As absurd as this statement is, it reminds me of the time my daughter got asked by some Canadians if, while in Egypt, she lived in a small pyramid. No, Egyptians neither live in pyramid-like homes nor ride camels to work. Seldom do you see a camel on the streets of Cairo. If you do, believe me, the Egyptians around you will stare at it in exactly the same fashion as you would.
If you visit Siwa Oasis or the Western Desert, you may encounter camels. And for the fun of it, you should try riding one when you visit the Giza Pyramids. The camels roaming the area are solely for your delight.
“It’s going to be so boring there."
I doubt that very much. Cairo, in particular, is one of most vibrant cities on earth. In fact, chances are you won’t be able to catch up with Egyptians or match their energy for life. They avoid sleeping till the wee hours of the morning, socialize like no others, and party to their hearts’ content.
Tag along to someone’s wedding and see how gregarious these folks are, let them include you in their jokes and laugh to your heart’s content, and enjoy a hearty but inexpensive Egyptian meal after meal after meal.
At the same time, enjoy visiting the most glorious monuments on earth: the Great Pyramids of Giza, the Sphinx, and the Step Pyramid of Djoser, all within a step and a hop from one another.
And you may prefer to go to the best beaches in the world where you can enjoy the best diving and water sports, in addition to golfing, horseback riding, trekking, and jeep safaris only a few hours from good old Cairo.

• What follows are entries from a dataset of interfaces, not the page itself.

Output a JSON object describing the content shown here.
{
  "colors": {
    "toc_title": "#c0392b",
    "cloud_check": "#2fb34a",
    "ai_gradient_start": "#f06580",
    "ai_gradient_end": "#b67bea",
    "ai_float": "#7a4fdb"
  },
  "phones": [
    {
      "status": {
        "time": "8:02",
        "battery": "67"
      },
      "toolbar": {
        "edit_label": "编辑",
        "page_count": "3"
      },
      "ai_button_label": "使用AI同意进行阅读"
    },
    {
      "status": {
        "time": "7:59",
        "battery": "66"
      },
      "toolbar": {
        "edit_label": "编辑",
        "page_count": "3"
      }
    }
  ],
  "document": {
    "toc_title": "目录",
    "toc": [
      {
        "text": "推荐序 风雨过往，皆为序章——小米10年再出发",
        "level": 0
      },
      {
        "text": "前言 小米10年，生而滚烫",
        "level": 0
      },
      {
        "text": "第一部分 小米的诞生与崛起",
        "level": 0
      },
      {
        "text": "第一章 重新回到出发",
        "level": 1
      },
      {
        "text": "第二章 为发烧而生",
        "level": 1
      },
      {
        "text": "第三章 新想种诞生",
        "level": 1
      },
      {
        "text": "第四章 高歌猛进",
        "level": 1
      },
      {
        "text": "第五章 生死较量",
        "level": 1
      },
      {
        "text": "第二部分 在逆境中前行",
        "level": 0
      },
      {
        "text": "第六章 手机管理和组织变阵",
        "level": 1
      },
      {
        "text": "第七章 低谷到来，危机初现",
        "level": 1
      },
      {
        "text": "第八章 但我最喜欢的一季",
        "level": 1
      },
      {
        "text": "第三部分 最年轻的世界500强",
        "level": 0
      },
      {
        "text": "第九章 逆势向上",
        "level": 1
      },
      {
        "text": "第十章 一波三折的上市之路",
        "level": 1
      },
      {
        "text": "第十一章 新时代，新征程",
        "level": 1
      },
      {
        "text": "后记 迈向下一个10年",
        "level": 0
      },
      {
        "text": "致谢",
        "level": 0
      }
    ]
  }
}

“You know they’re not going to let you drink or eat bacon."
It has nothing to do with letting you drink or eat bacon. You can do what you please including drinking alcohol. Though hard liquor is extremely costly, wine and beer is served everywhere and, as everything else in Egypt, may be delivered to your doorstep if you so wish.
Bacon and similar pork cold cuts were available until very recently. However, with the mad cow disease, the target market for such products somehow disappeared, and people seem to have gone off them, so, yes, they may be hard to find since they aren’t something that Egyptians crave. Still, if you can’t live without bacon, some high-end stores carry pork products and certain districts, like Shobra, in Cairo, for example, sell pork products.
“Your girlfriend is going to have to wear a blanket with eye holes cut into it."
I doubt you would want to date a niqabbed girlfriend—one who wears a blanket with eye holes cut into it, and I doubt she would want to date you either. Neither of you would find the other appropriate.
As for the practical choice of a western girlfriend, no one is going to ask her to wear a niqab; she can wear whatever she deems presentable if it is modest and not too revealing. Thousands of western women live in Egypt; they teach in western schools and universities and work in corporate businesses, and chances are they wear what they usually wear when going to work in the western world.
Niqabbed women in Egypt shouldn’t construe more than 2 percent by the way.
“Wait, Cairo, NY?”
Funny you should ask. The Cairo we are talking about is the largest Cairo in the world with a population of approximately ten million. It sits smack in the middle of Egypt. It is bordered by the Mediterranean and the Red Sea, which are connected by a man-made waterway named the Suez Canal.
Cairo translates to “the victorious,” and Egyptians call it “Om el Donia,” aka, the “mother of the world,” and to them it seems just that.
Egypt is a breathtaking place. It has a 7000-year history, a unique culture, and loving inhabitants. Nothing awkward about moving to Cairo. In fact, if anything, those who are awkwardly silenced should be happy for you.
“Dude! That’s fucking amazing, congrats!!"
Indeed it is. It is an opportunity of a lifetime. While you are at it, learn some Arabic, become more informed about Islam, and try as you may to see it with a clear lens unblemished by the colonial vision that looked at Egypt as an ancillary state. It didn’t work then, and it won’t work now. Egypt owns its own destiny.
That doesn’t mean that Cairo isn’t without its challenges; living amongst 92 million can get a bit crammed leaving you flummoxed.
More importantly have a wonderful time and take back warm memories of a particularly special place. Maybe then your astounded, perplexed, and daunted friends will appreciate what you decided to venture on.